* YOUR TASK:
Each entry needs to be reproduced verbatim.

*** Block opens ***

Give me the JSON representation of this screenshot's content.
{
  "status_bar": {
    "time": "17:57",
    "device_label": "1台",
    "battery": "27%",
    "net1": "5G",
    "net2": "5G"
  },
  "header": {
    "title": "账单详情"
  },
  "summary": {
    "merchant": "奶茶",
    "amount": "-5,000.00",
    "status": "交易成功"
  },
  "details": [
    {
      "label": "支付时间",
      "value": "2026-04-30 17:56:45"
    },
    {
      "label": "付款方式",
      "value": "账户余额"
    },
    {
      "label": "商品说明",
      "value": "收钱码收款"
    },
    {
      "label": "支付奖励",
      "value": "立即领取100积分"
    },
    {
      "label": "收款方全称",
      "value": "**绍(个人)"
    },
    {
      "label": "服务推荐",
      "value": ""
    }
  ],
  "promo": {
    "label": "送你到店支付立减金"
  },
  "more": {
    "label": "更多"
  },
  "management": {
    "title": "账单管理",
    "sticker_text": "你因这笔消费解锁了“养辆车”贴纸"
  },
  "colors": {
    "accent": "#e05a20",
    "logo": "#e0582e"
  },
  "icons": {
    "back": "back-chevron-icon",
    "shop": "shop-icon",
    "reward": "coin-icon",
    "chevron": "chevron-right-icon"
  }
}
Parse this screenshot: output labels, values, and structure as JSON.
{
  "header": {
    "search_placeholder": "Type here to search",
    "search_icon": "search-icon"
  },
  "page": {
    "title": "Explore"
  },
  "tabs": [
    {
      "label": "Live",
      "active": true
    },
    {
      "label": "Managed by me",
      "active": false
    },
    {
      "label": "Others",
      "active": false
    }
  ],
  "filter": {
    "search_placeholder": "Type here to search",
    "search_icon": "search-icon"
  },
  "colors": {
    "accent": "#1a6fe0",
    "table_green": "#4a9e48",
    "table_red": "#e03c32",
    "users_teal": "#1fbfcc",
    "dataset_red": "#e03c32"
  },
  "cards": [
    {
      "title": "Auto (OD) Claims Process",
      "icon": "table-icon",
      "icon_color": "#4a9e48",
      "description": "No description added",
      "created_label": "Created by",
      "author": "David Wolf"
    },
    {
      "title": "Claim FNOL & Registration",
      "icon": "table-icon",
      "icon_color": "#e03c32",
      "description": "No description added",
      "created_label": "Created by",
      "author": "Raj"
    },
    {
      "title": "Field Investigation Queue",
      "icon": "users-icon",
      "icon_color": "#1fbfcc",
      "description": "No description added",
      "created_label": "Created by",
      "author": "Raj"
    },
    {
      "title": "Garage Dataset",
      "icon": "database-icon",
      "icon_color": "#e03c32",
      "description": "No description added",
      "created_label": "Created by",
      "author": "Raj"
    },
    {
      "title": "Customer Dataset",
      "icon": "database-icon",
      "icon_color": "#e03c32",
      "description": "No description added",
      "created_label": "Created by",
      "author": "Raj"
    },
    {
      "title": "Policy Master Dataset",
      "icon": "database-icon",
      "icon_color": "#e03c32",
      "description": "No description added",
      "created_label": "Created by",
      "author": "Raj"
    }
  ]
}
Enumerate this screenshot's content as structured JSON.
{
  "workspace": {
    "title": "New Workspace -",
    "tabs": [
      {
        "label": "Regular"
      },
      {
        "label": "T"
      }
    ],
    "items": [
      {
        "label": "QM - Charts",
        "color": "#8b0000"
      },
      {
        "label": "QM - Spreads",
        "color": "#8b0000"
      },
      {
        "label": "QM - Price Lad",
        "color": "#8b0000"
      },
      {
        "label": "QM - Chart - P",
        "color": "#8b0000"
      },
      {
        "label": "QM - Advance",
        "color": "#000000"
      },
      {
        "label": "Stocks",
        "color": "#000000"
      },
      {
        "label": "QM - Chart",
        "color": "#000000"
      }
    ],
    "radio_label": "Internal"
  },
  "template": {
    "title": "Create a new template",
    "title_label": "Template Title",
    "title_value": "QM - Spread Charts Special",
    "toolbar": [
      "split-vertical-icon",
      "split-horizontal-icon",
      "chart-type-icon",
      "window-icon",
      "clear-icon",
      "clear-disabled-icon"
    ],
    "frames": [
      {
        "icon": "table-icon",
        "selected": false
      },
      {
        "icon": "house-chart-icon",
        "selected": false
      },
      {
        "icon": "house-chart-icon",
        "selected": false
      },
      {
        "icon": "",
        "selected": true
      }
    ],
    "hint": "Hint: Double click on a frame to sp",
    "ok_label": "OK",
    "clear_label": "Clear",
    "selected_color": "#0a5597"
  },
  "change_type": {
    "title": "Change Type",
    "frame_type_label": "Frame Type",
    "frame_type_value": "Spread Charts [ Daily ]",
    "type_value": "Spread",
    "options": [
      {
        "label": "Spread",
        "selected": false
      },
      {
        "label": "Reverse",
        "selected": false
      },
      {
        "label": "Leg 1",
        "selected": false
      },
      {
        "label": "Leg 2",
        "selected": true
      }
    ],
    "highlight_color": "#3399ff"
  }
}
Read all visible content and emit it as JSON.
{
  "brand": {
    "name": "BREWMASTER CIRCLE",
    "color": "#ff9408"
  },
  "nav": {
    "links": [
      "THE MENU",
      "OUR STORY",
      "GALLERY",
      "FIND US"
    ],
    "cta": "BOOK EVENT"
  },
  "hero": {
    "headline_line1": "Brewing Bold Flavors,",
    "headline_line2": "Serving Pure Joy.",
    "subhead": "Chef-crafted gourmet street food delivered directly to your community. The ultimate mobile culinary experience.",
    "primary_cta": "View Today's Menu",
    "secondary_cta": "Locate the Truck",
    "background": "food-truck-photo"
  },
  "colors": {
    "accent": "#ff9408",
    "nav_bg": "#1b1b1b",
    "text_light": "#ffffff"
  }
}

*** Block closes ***

* REPLY:
Give me the JSON representation of this screenshot's content.
{
  "status_bar": {
    "time": "17:57",
    "device_label": "1台",
    "battery": "27%",
    "net1": "5G",
    "net2": "5G"
  },
  "header": {
    "title": "账单详情"
  },
  "summary": {
    "merchant": "奶茶",
    "amount": "-5,000.00",
    "status": "交易成功"
  },
  "details": [
    {
      "label": "支付时间",
      "value": "2026-04-30 17:56:45"
    },
    {
      "label": "付款方式",
      "value": "账户余额"
    },
    {
      "label": "商品说明",
      "value": "收钱码收款"
    },
    {
      "label": "支付奖励",
      "value": "立即领取100积分"
    },
    {
      "label": "收款方全称",
      "value": "**绍(个人)"
    },
    {
      "label": "服务推荐",
      "value": ""
    }
  ],
  "promo": {
    "label": "送你到店支付立减金"
  },
  "more": {
    "label": "更多"
  },
  "management": {
    "title": "账单管理",
    "sticker_text": "你因这笔消费解锁了“养辆车”贴纸"
  },
  "colors": {
    "accent": "#e05a20",
    "logo": "#e0582e"
  },
  "icons": {
    "back": "back-chevron-icon",
    "shop": "shop-icon",
    "reward": "coin-icon",
    "chevron": "chevron-right-icon"
  }
}
Parse this screenshot: output labels, values, and structure as JSON.
{
  "header": {
    "search_placeholder": "Type here to search",
    "search_icon": "search-icon"
  },
  "page": {
    "title": "Explore"
  },
  "tabs": [
    {
      "label": "Live",
      "active": true
    },
    {
      "label": "Managed by me",
      "active": false
    },
    {
      "label": "Others",
      "active": false
    }
  ],
  "filter": {
    "search_placeholder": "Type here to search",
    "search_icon": "search-icon"
  },
  "colors": {
    "accent": "#1a6fe0",
    "table_green": "#4a9e48",
    "table_red": "#e03c32",
    "users_teal": "#1fbfcc",
    "dataset_red": "#e03c32"
  },
  "cards": [
    {
      "title": "Auto (OD) Claims Process",
      "icon": "table-icon",
      "icon_color": "#4a9e48",
      "description": "No description added",
      "created_label": "Created by",
      "author": "David Wolf"
    },
    {
      "title": "Claim FNOL & Registration",
      "icon": "table-icon",
      "icon_color": "#e03c32",
      "description": "No description added",
      "created_label": "Created by",
      "author": "Raj"
    },
    {
      "title": "Field Investigation Queue",
      "icon": "users-icon",
      "icon_color": "#1fbfcc",
      "description": "No description added",
      "created_label": "Created by",
      "author": "Raj"
    },
    {
      "title": "Garage Dataset",
      "icon": "database-icon",
      "icon_color": "#e03c32",
      "description": "No description added",
      "created_label": "Created by",
      "author": "Raj"
    },
    {
      "title": "Customer Dataset",
      "icon": "database-icon",
      "icon_color": "#e03c32",
      "description": "No description added",
      "created_label": "Created by",
      "author": "Raj"
    },
    {
      "title": "Policy Master Dataset",
      "icon": "database-icon",
      "icon_color": "#e03c32",
      "description": "No description added",
      "created_label": "Created by",
      "author": "Raj"
    }
  ]
}
Enumerate this screenshot's content as structured JSON.
{
  "workspace": {
    "title": "New Workspace -",
    "tabs": [
      {
        "label": "Regular"
      },
      {
        "label": "T"
      }
    ],
    "items": [
      {
        "label": "QM - Charts",
        "color": "#8b0000"
      },
      {
        "label": "QM - Spreads",
        "color": "#8b0000"
      },
      {
        "label": "QM - Price Lad",
        "color": "#8b0000"
      },
      {
        "label": "QM - Chart - P",
        "color": "#8b0000"
      },
      {
        "label": "QM - Advance",
        "color": "#000000"
      },
      {
        "label": "Stocks",
        "color": "#000000"
      },
      {
        "label": "QM - Chart",
        "color": "#000000"
      }
    ],
    "radio_label": "Internal"
  },
  "template": {
    "title": "Create a new template",
    "title_label": "Template Title",
    "title_value": "QM - Spread Charts Special",
    "toolbar": [
      "split-vertical-icon",
      "split-horizontal-icon",
      "chart-type-icon",
      "window-icon",
      "clear-icon",
      "clear-disabled-icon"
    ],
    "frames": [
      {
        "icon": "table-icon",
        "selected": false
      },
      {
        "icon": "house-chart-icon",
        "selected": false
      },
      {
        "icon": "house-chart-icon",
        "selected": false
      },
      {
        "icon": "",
        "selected": true
      }
    ],
    "hint": "Hint: Double click on a frame to sp",
    "ok_label": "OK",
    "clear_label": "Clear",
    "selected_color": "#0a5597"
  },
  "change_type": {
    "title": "Change Type",
    "frame_type_label": "Frame Type",
    "frame_type_value": "Spread Charts [ Daily ]",
    "type_value": "Spread",
    "options": [
      {
        "label": "Spread",
        "selected": false
      },
      {
        "label": "Reverse",
        "selected": false
      },
      {
        "label": "Leg 1",
        "selected": false
      },
      {
        "label": "Leg 2",
        "selected": true
      }
    ],
    "highlight_color": "#3399ff"
  }
}
Read all visible content and emit it as JSON.
{
  "brand": {
    "name": "BREWMASTER CIRCLE",
    "color": "#ff9408"
  },
  "nav": {
    "links": [
      "THE MENU",
      "OUR STORY",
      "GALLERY",
      "FIND US"
    ],
    "cta": "BOOK EVENT"
  },
  "hero": {
    "headline_line1": "Brewing Bold Flavors,",
    "headline_line2": "Serving Pure Joy.",
    "subhead": "Chef-crafted gourmet street food delivered directly to your community. The ultimate mobile culinary experience.",
    "primary_cta": "View Today's Menu",
    "secondary_cta": "Locate the Truck",
    "background": "food-truck-photo"
  },
  "colors": {
    "accent": "#ff9408",
    "nav_bg": "#1b1b1b",
    "text_light": "#ffffff"
  }
}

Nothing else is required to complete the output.